PROBLEM STATEMENT: Which lines of the listing below contain the word "JSON"? Copy each of them.

EXERCISE MATERIALS:
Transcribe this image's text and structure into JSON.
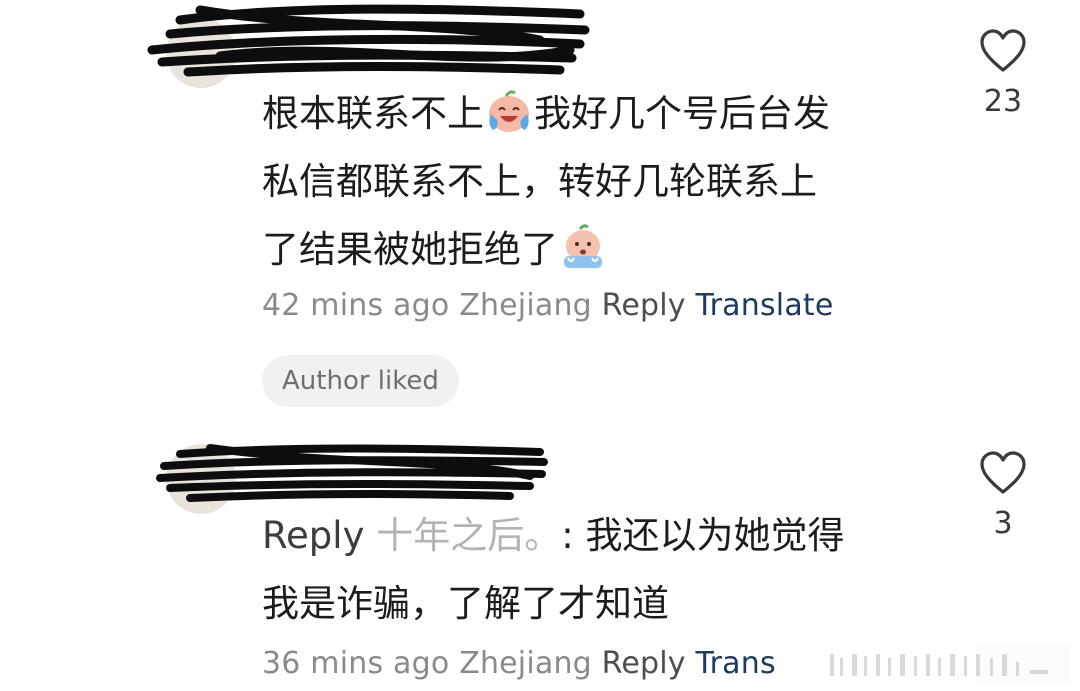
{
  "comments": [
    {
      "text_lines": [
        {
          "before": "根本联系不上",
          "emoji": "laughing-crying-emoji",
          "after": "我好几个号后台发"
        },
        {
          "before": "私信都联系不上，转好几轮联系上",
          "emoji": "",
          "after": ""
        },
        {
          "before": "了结果被她拒绝了",
          "emoji": "sobbing-emoji",
          "after": ""
        }
      ],
      "meta": {
        "time": "42 mins ago",
        "location": "Zhejiang",
        "reply": "Reply",
        "translate": "Translate"
      },
      "badge": "Author liked",
      "likes": "23"
    },
    {
      "reply_prefix": "Reply",
      "reply_to": "十年之后。",
      "text_lines": [
        ": 我还以为她觉得",
        "我是诈骗，了解了才知道"
      ],
      "meta": {
        "time": "36 mins ago",
        "location": "Zhejiang",
        "reply": "Reply",
        "translate": "Trans"
      },
      "likes": "3"
    }
  ],
  "icons": {
    "like": "heart-outline-icon"
  },
  "colors": {
    "translate_link": "#1e3a63",
    "meta_gray": "#8a8a8a",
    "badge_bg": "#f1f1f1"
  }
}
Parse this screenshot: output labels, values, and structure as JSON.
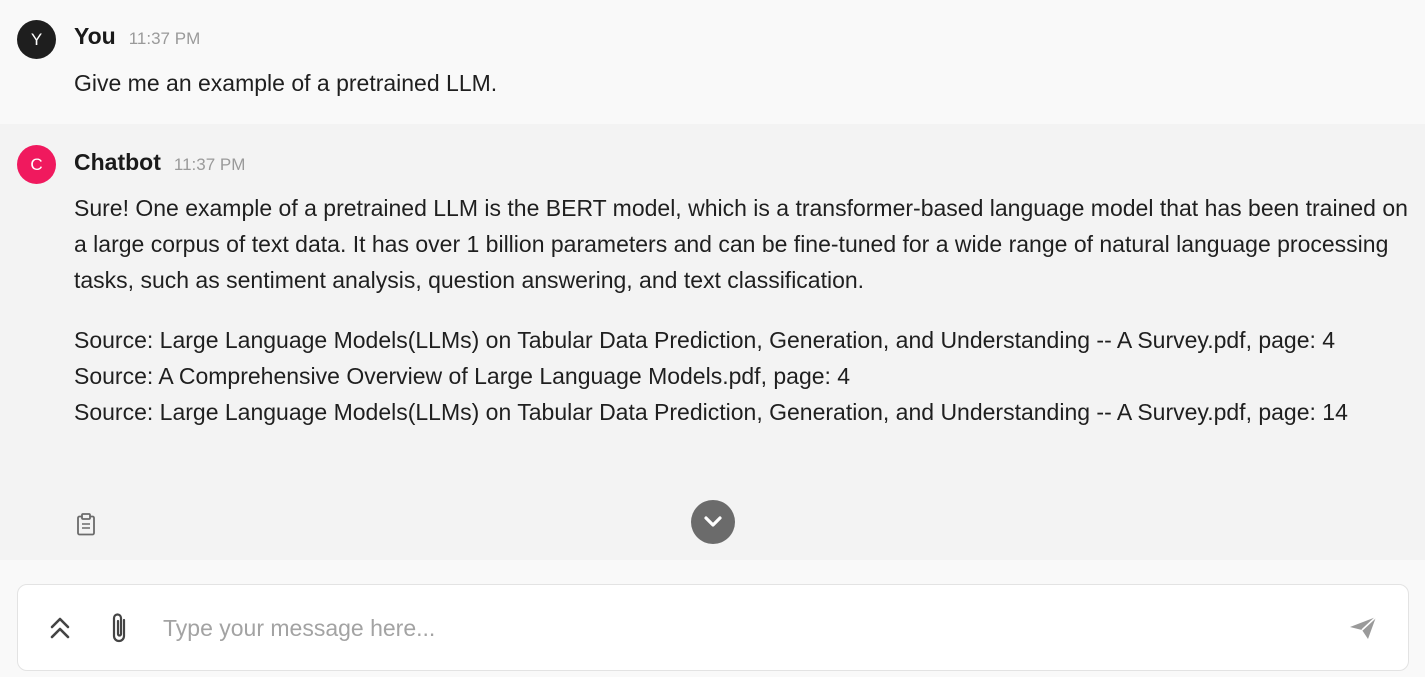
{
  "messages": {
    "user": {
      "avatar_letter": "Y",
      "name": "You",
      "time": "11:37 PM",
      "text": "Give me an example of a pretrained LLM."
    },
    "bot": {
      "avatar_letter": "C",
      "name": "Chatbot",
      "time": "11:37 PM",
      "text": "Sure! One example of a pretrained LLM is the BERT model, which is a transformer-based language model that has been trained on a large corpus of text data. It has over 1 billion parameters and can be fine-tuned for a wide range of natural language processing tasks, such as sentiment analysis, question answering, and text classification.",
      "sources": [
        "Source: Large Language Models(LLMs) on Tabular Data Prediction, Generation, and Understanding -- A Survey.pdf, page: 4",
        "Source: A Comprehensive Overview of Large Language Models.pdf, page: 4",
        "Source: Large Language Models(LLMs) on Tabular Data Prediction, Generation, and Understanding -- A Survey.pdf, page: 14"
      ]
    }
  },
  "composer": {
    "placeholder": "Type your message here...",
    "value": ""
  },
  "icons": {
    "copy": "clipboard-icon",
    "scroll_down": "chevron-down-icon",
    "expand": "double-chevron-up-icon",
    "attach": "paperclip-icon",
    "send": "send-icon"
  },
  "colors": {
    "user_avatar": "#1e1e1e",
    "bot_avatar": "#f0195e",
    "bot_background": "#f3f3f3",
    "scroll_button": "#6b6b6b"
  }
}
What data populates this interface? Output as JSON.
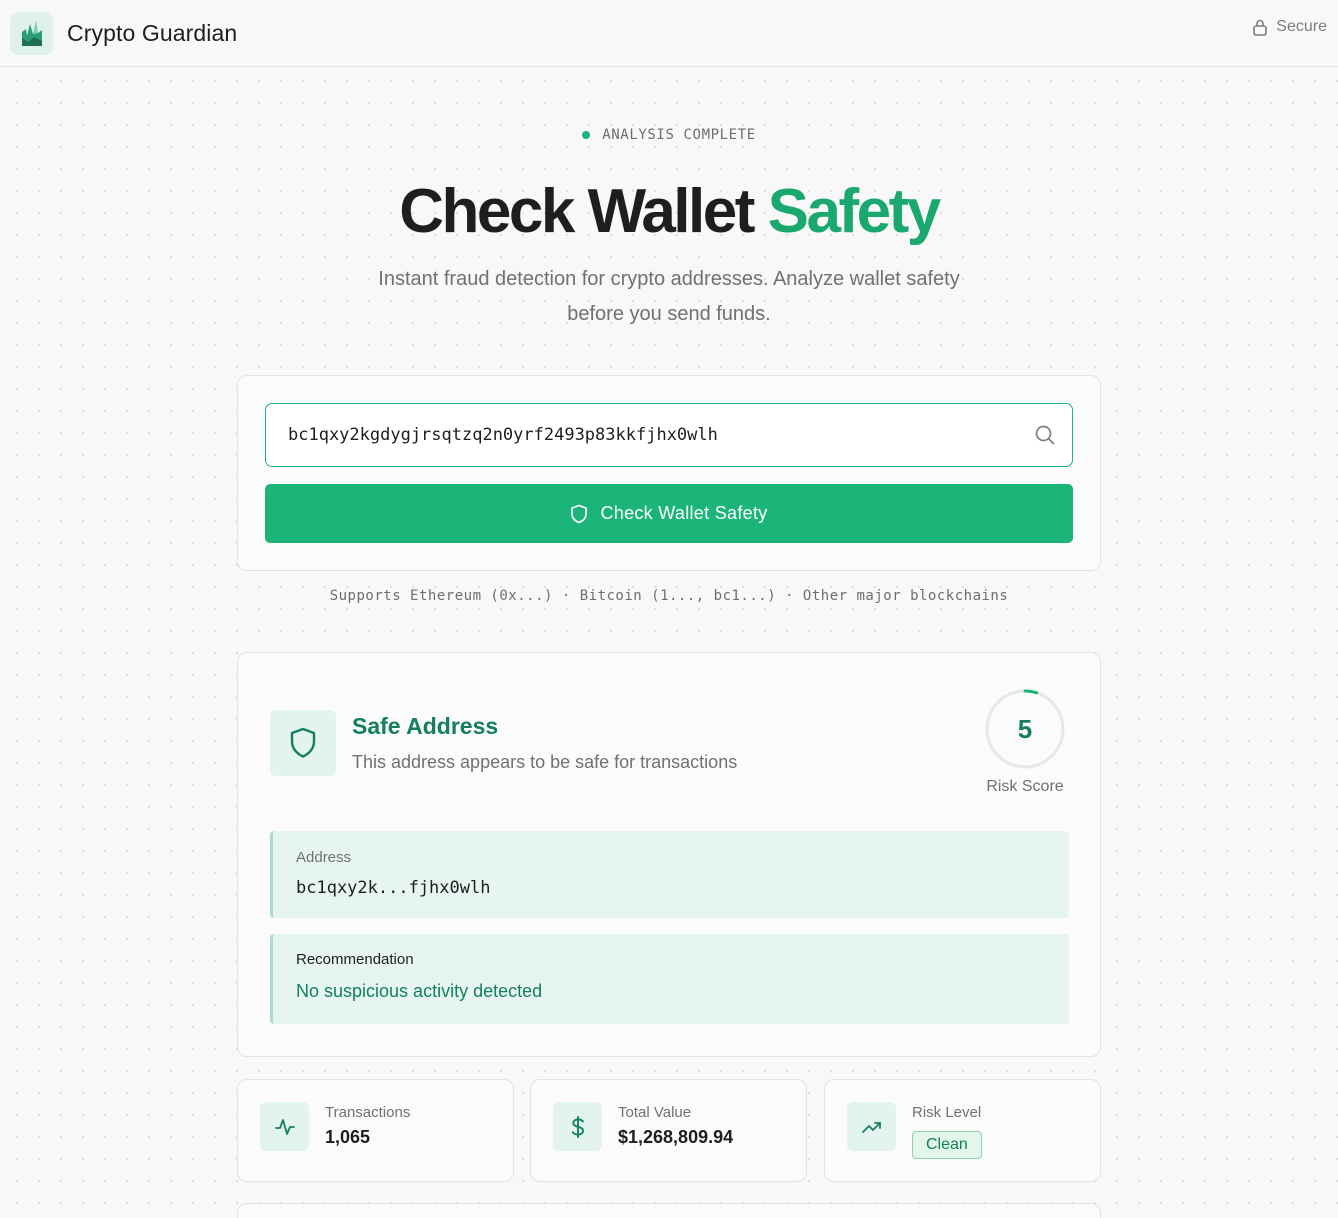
{
  "header": {
    "brand": "Crypto Guardian",
    "secure_label": "Secure"
  },
  "hero": {
    "status": "ANALYSIS COMPLETE",
    "title_main": "Check Wallet",
    "title_accent": "Safety",
    "subtitle": "Instant fraud detection for crypto addresses. Analyze wallet safety before you send funds."
  },
  "search": {
    "value": "bc1qxy2kgdygjrsqtzq2n0yrf2493p83kkfjhx0wlh",
    "button_label": "Check Wallet Safety",
    "supports": "Supports Ethereum (0x...) · Bitcoin (1..., bc1...) · Other major blockchains"
  },
  "result": {
    "title": "Safe Address",
    "description": "This address appears to be safe for transactions",
    "risk_score": 5,
    "risk_label": "Risk Score",
    "address_label": "Address",
    "address_value": "bc1qxy2k...fjhx0wlh",
    "recommendation_label": "Recommendation",
    "recommendation_value": "No suspicious activity detected"
  },
  "stats": {
    "transactions_label": "Transactions",
    "transactions_value": "1,065",
    "total_value_label": "Total Value",
    "total_value_value": "$1,268,809.94",
    "risk_level_label": "Risk Level",
    "risk_level_value": "Clean"
  },
  "colors": {
    "accent": "#1bb479",
    "accent_dark": "#14805a",
    "soft_green": "#e6f6ee"
  }
}
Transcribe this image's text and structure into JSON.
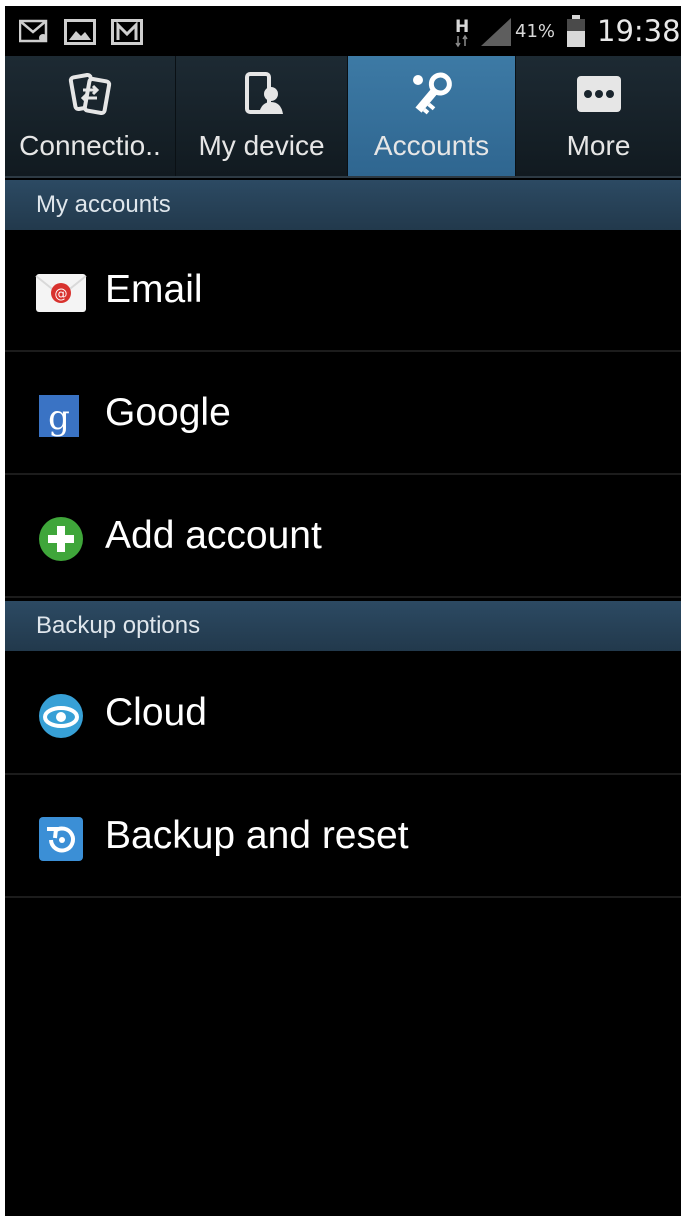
{
  "status_bar": {
    "icons": [
      "email-notification-icon",
      "gallery-notification-icon",
      "gmail-notification-icon"
    ],
    "network": "H",
    "battery": "41%",
    "time": "19:38"
  },
  "tabs": [
    {
      "label": "Connectio..",
      "icon": "connections-icon",
      "active": false
    },
    {
      "label": "My device",
      "icon": "my-device-icon",
      "active": false
    },
    {
      "label": "Accounts",
      "icon": "accounts-key-icon",
      "active": true
    },
    {
      "label": "More",
      "icon": "more-dots-icon",
      "active": false
    }
  ],
  "sections": {
    "my_accounts": {
      "title": "My accounts",
      "items": [
        {
          "label": "Email",
          "icon": "email-icon"
        },
        {
          "label": "Google",
          "icon": "google-icon"
        },
        {
          "label": "Add account",
          "icon": "add-icon"
        }
      ]
    },
    "backup_options": {
      "title": "Backup options",
      "items": [
        {
          "label": "Cloud",
          "icon": "cloud-icon"
        },
        {
          "label": "Backup and reset",
          "icon": "backup-reset-icon"
        }
      ]
    }
  },
  "colors": {
    "active_tab": "#3d7aa5",
    "section_header": "#2c4a63",
    "background": "#000000"
  }
}
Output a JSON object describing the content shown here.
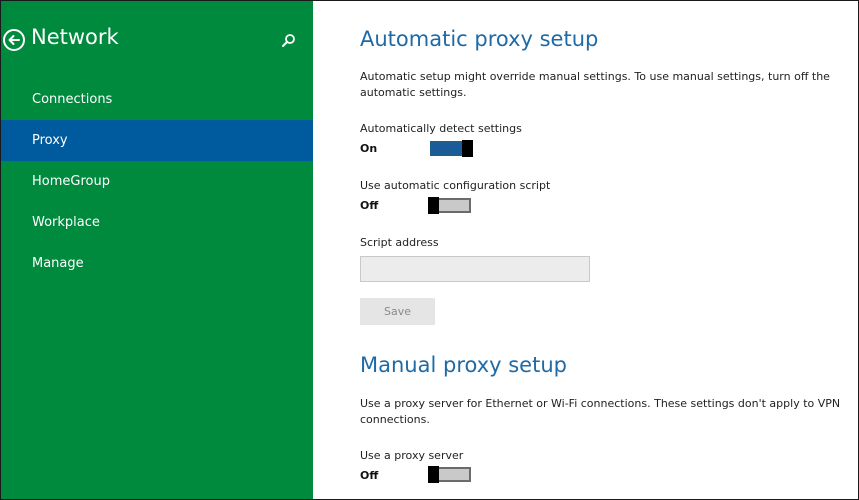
{
  "sidebar": {
    "title": "Network",
    "back_icon": "back-arrow-circle-icon",
    "search_icon": "search-icon",
    "items": [
      {
        "label": "Connections",
        "selected": false
      },
      {
        "label": "Proxy",
        "selected": true
      },
      {
        "label": "HomeGroup",
        "selected": false
      },
      {
        "label": "Workplace",
        "selected": false
      },
      {
        "label": "Manage",
        "selected": false
      }
    ]
  },
  "automatic": {
    "title": "Automatic proxy setup",
    "description": "Automatic setup might override manual settings. To use manual settings, turn off the automatic settings.",
    "detect": {
      "label": "Automatically detect settings",
      "state": "On",
      "on": true
    },
    "script": {
      "label": "Use automatic configuration script",
      "state": "Off",
      "on": false
    },
    "address": {
      "label": "Script address",
      "value": "",
      "placeholder": ""
    },
    "save_label": "Save"
  },
  "manual": {
    "title": "Manual proxy setup",
    "description": "Use a proxy server for Ethernet or Wi-Fi connections. These settings don't apply to VPN connections.",
    "proxy": {
      "label": "Use a proxy server",
      "state": "Off",
      "on": false
    }
  },
  "colors": {
    "sidebar_bg": "#008a3e",
    "selected_bg": "#005a9e",
    "heading": "#1e6aa6",
    "toggle_on": "#1a5c99"
  }
}
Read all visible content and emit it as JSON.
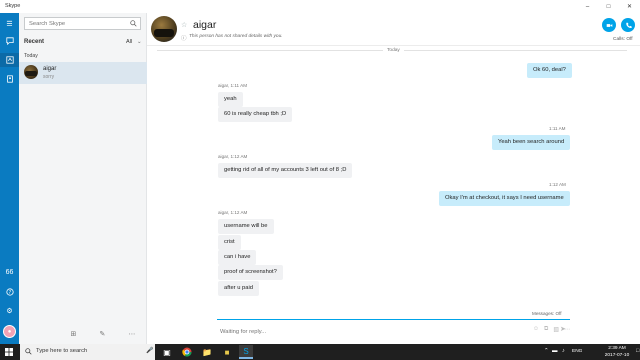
{
  "window": {
    "title": "Skype"
  },
  "search": {
    "placeholder": "Search Skype"
  },
  "panel": {
    "recent_label": "Recent",
    "filter_label": "All",
    "today_label": "Today"
  },
  "contact": {
    "name": "aigar",
    "subtitle": "sorry"
  },
  "chat_header": {
    "name": "aigar",
    "details": "This person has not shared details with you.",
    "calls_label": "Calls: Off"
  },
  "day_separator": "Today",
  "messages": [
    {
      "text": "Ok 60, deal?"
    },
    {
      "meta": "aigar, 1:11 AM"
    },
    {
      "text": "yeah"
    },
    {
      "text": "60 is really cheap tbh ;D"
    },
    {
      "meta": "1:11 AM"
    },
    {
      "text": "Yeah been search around"
    },
    {
      "meta": "aigar, 1:12 AM"
    },
    {
      "text": "getting rid of all of my accounts 3 left out of 8 ;D"
    },
    {
      "meta": "1:12 AM"
    },
    {
      "text": "Okay I'm at checkout, it says I need username"
    },
    {
      "meta": "aigar, 1:12 AM"
    },
    {
      "text": "username will be"
    },
    {
      "text": "crist"
    },
    {
      "text": "can i have"
    },
    {
      "text": "proof of screenshot?"
    },
    {
      "text": "after u paid"
    }
  ],
  "composer": {
    "placeholder": "Waiting for reply...",
    "messages_status": "Messages: Off"
  },
  "taskbar": {
    "search_placeholder": "Type here to search",
    "language": "ENG",
    "time": "2:39 AM",
    "date": "2017-07-10"
  },
  "colors": {
    "rail": "#0a7bc1",
    "accent": "#00a3e8",
    "outgoing_bubble": "#c7ecfb",
    "incoming_bubble": "#f0f1f3"
  }
}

PROBLEM SOLUTION:
Transcribe this image's text and structure into JSON.
Parse this screenshot: output labels, values, and structure as JSON.
What data populates this interface? Output as JSON.
Transcribe this image's text and structure into JSON.
Output a JSON object describing the content shown here.
Read all visible content and emit it as JSON.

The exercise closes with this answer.